Learning How to Help During Breast Cancer Awareness Month
Oct. 1, 2015
Every year, millions of people wear the pink ribbon for Breast Cancer Awareness Month, and October 2015 will be no different. Pro sports leagues will honor those who have survived, and runners around the country will jog for miles to celebrate those who are currently fighting this disease and remembering those who bravely lost their battle.
But what does breast cancer awareness really mean?
The various forms of breast cancer affect a huge number of Americans each year, so the battle to find a cure and to help those affected to survive is more important than ever. With so many Concorde students directly or indirectly affected by this disease – in themselves, their relatives, their patients – it is worth becoming truly aware of breast cancer.
A LONG-TERM PROBLEM
While the number of people who die each year from the disease has been steadily decreasing over the past 25 years, breast cancer is still the second most deadly form of cancer in American women after lung cancer. This year, more than 40,000 people will die from various forms of breast cancer, according to the American Society of Clinical Oncology. Across the country, nearly 300,000 men and women will be diagnosed with a form of breast cancer.
On the positive side, there are more than 2.8 million breast cancer survivors in the United States.
“WE WENT PINK YESTERDAY BY HOSTING OUR 2ND ANNUAL COMMUNITY HEALTH & WELLNESS FAIR! GIVING BACK TO OUR COMMUNITY WAS OUR PRIMARY GOAL BY HAVING LOCAL VENDORS PROMOTE HOW TO LIVE A MORE HEALTHY LIFESTYLE THROUGH PROPER NUTRITION, EXERCISE AND HEALTH SCREENINGS. OUR PRIMARY VENDOR, UHS, PROVIDED DIGITAL MAMMOGRAMS ON THEIR STATE-OF-THE ART MOBILE UNIT. IT’S THE REASON FOR THE SEASON — GO PINK!”
LIZA CHAPA, SURGICAL TECHNOLOGY INSTRUCTOR
CONCORDE CAREER COLLEGE – SAN ANTONIO
The best way to ensure that a person finds and is treated for breast cancer is to take part in regular screening. While there are different opinions about the kind and frequency of these screenings including self-examination, one thing is certain: A person with breast cancer cannot be treated if they don’t know they have the disease.
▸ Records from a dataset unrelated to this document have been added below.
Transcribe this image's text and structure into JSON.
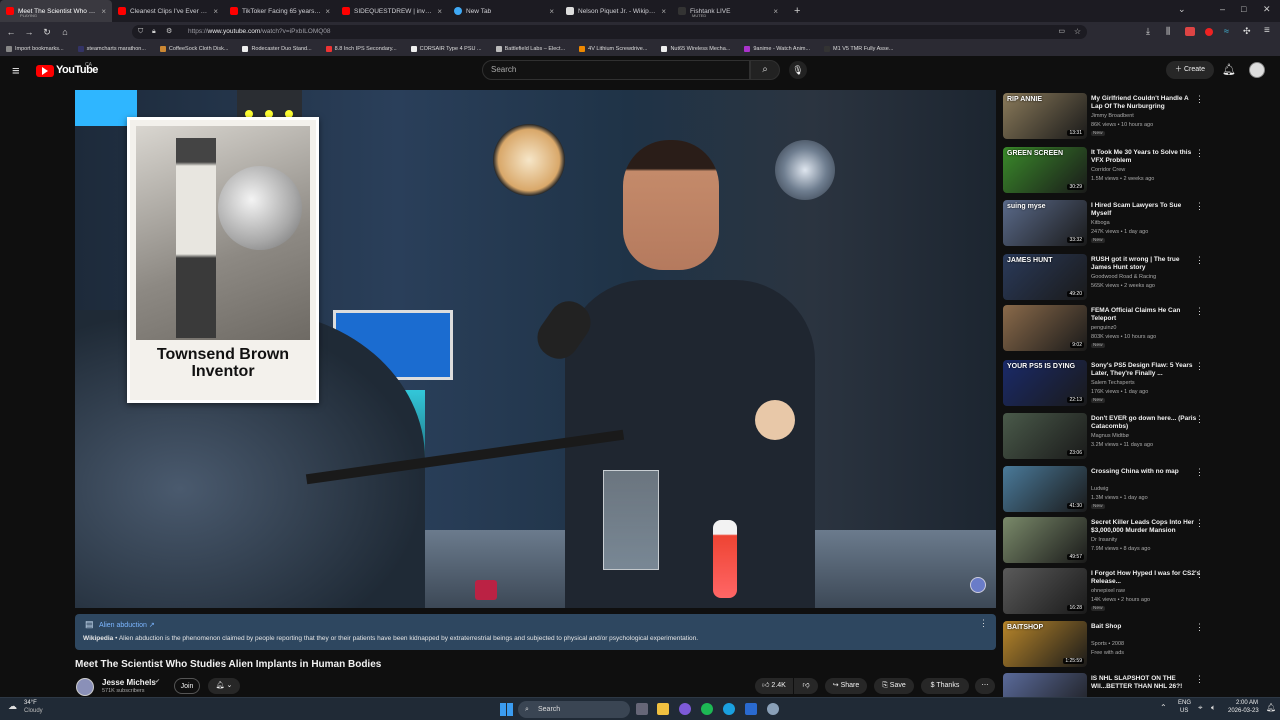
{
  "browser": {
    "tabs": [
      {
        "title": "Meet The Scientist Who Studie",
        "subtitle": "PLAYING",
        "active": true
      },
      {
        "title": "Cleanest Clips I've Ever Hit.. (Ji"
      },
      {
        "title": "TikToker Facing 65 years in Pris"
      },
      {
        "title": "SIDEQUESTDREW | investigate"
      },
      {
        "title": "New Tab"
      },
      {
        "title": "Nelson Piquet Jr. - Wikipedia"
      },
      {
        "title": "Fishtank LIVE",
        "subtitle": "MUTED"
      }
    ],
    "url_domain": "www.youtube.com",
    "url_path": "/watch?v=iPxbILOMQ08",
    "url_prefix": "https://",
    "bookmarks": [
      "Import bookmarks...",
      "steamcharts marathon...",
      "CoffeeSock Cloth Disk...",
      "Rodecaster Duo Stand...",
      "8.8 Inch IPS Secondary...",
      "CORSAIR Type 4 PSU ...",
      "Battlefield Labs – Elect...",
      "4V Lithium Screwdrive...",
      "Nut65 Wireless Mecha...",
      "9anime - Watch Anim...",
      "M1 V5 TMR Fully Asse..."
    ]
  },
  "youtube": {
    "logo": "YouTube",
    "region": "CA",
    "search_placeholder": "Search",
    "create_label": "Create"
  },
  "video": {
    "overlay_caption_line1": "Townsend Brown",
    "overlay_caption_line2": "Inventor",
    "info_panel": {
      "title": "Alien abduction",
      "source": "Wikipedia",
      "text": "Alien abduction is the phenomenon claimed by people reporting that they or their patients have been kidnapped by extraterrestrial beings and subjected to physical and/or psychological experimentation."
    },
    "title": "Meet The Scientist Who Studies Alien Implants in Human Bodies",
    "channel": "Jesse Michels",
    "subscribers": "571K subscribers",
    "join_label": "Join",
    "likes": "2.4K",
    "share_label": "Share",
    "save_label": "Save",
    "thanks_label": "Thanks"
  },
  "recommendations": [
    {
      "title": "My Girlfriend Couldn't Handle A Lap Of The Nurburgring",
      "channel": "Jimmy Broadbent",
      "meta": "86K views • 10 hours ago",
      "badge": "New",
      "duration": "13:31",
      "thumb_text": "RIP ANNIE",
      "color": "#8a7a5a"
    },
    {
      "title": "It Took Me 30 Years to Solve this VFX Problem",
      "channel": "Corridor Crew",
      "meta": "1.5M views • 2 weeks ago",
      "badge": "",
      "duration": "30:29",
      "thumb_text": "GREEN SCREEN",
      "color": "#3a8a2a"
    },
    {
      "title": "I Hired Scam Lawyers To Sue Myself",
      "channel": "Kitboga",
      "meta": "247K views • 1 day ago",
      "badge": "New",
      "duration": "33:32",
      "thumb_text": "suing myse",
      "color": "#5a6a8a"
    },
    {
      "title": "RUSH got it wrong | The true James Hunt story",
      "channel": "Goodwood Road & Racing",
      "meta": "565K views • 2 weeks ago",
      "badge": "",
      "duration": "49:20",
      "thumb_text": "JAMES HUNT",
      "color": "#2a3a5a"
    },
    {
      "title": "FEMA Official Claims He Can Teleport",
      "channel": "penguinz0",
      "meta": "803K views • 10 hours ago",
      "badge": "New",
      "duration": "9:02",
      "thumb_text": "",
      "color": "#8a6a4a"
    },
    {
      "title": "Sony's PS5 Design Flaw: 5 Years Later, They're Finally ...",
      "channel": "Salem Techsperts",
      "meta": "176K views • 1 day ago",
      "badge": "New",
      "duration": "22:13",
      "thumb_text": "YOUR PS5 IS DYING",
      "color": "#1a2a6a"
    },
    {
      "title": "Don't EVER go down here... (Paris Catacombs)",
      "channel": "Magnus Midtbø",
      "meta": "3.2M views • 11 days ago",
      "badge": "",
      "duration": "23:06",
      "thumb_text": "",
      "color": "#4a5a4a"
    },
    {
      "title": "Crossing China with no map",
      "channel": "Ludwig",
      "meta": "1.3M views • 1 day ago",
      "badge": "New",
      "duration": "41:30",
      "thumb_text": "",
      "color": "#4a7a9a"
    },
    {
      "title": "Secret Killer Leads Cops Into Her $3,000,000 Murder Mansion",
      "channel": "Dr Insanity",
      "meta": "7.9M views • 8 days ago",
      "badge": "",
      "duration": "49:57",
      "thumb_text": "",
      "color": "#7a8a6a"
    },
    {
      "title": "I Forgot How Hyped I was for CS2's Release...",
      "channel": "ohnepixel raw",
      "meta": "14K views • 2 hours ago",
      "badge": "New",
      "duration": "16:28",
      "thumb_text": "",
      "color": "#5a5a5a"
    },
    {
      "title": "Bait Shop",
      "channel": "Sports • 2008",
      "meta": "Free with ads",
      "badge": "",
      "duration": "1:25:59",
      "thumb_text": "BAITSHOP",
      "color": "#b8862a"
    },
    {
      "title": "IS NHL SLAPSHOT ON THE WII...BETTER THAN NHL 26?!",
      "channel": "",
      "meta": "",
      "badge": "",
      "duration": "",
      "thumb_text": "",
      "color": "#5a6a9a"
    }
  ],
  "taskbar": {
    "weather_temp": "34°F",
    "weather_text": "Cloudy",
    "search_placeholder": "Search",
    "lang": "ENG",
    "region": "US",
    "time": "2:00 AM",
    "date": "2026-03-23"
  },
  "colors": {
    "youtube_red": "#ff0000",
    "info_panel_bg": "#2e4760",
    "link_blue": "#7cb6ff"
  }
}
For women, manual screening and regular doctor visits will help make sure that breast cancer may be caught early and treated. Sometimes, screening may include a mammogram, ultrasound or MRI. For most women, these preventive measures are enough to ensure a long and healthy life. For those who will be diagnosed with breast cancer, the regular check-ups are vital to providing the best chances for survival.
Additionally, regular self-examinations are an easy way to ensure enough familiarity with the breast tissue so that patients can alert their doctors to seemingly immediate changes. The American Cancer Society recommends that women begin performing breast self-examinations (BSE) in their 20s.
OTHER WAYS TO FIGHT
Along with regular exams, there are ways to take action against breast cancer that will provide greater health benefits beyond trying to prevent cancer. Since this is Breast Cancer Awareness Month, there are a lot of ways to make this month the start of something more.
Among the ways that anyone can get healthier and work to prevent breast cancer are:
- Quitting smoking
- Starting an exercise program
- Eating more vegetables
- Cutting back on alcohol consumption
- Taking a daily family walk
While there is no guarantee that anyone will avoid breast cancer, and while there are genetic and family factors that can come into play, taking any step – even a small step – is a step in the right direction.
Concorde students and graduates work in a health care world in which breast cancer is a reality. By increasing awareness and working to make the world healthier, it may be possible to see a health care world without this disease.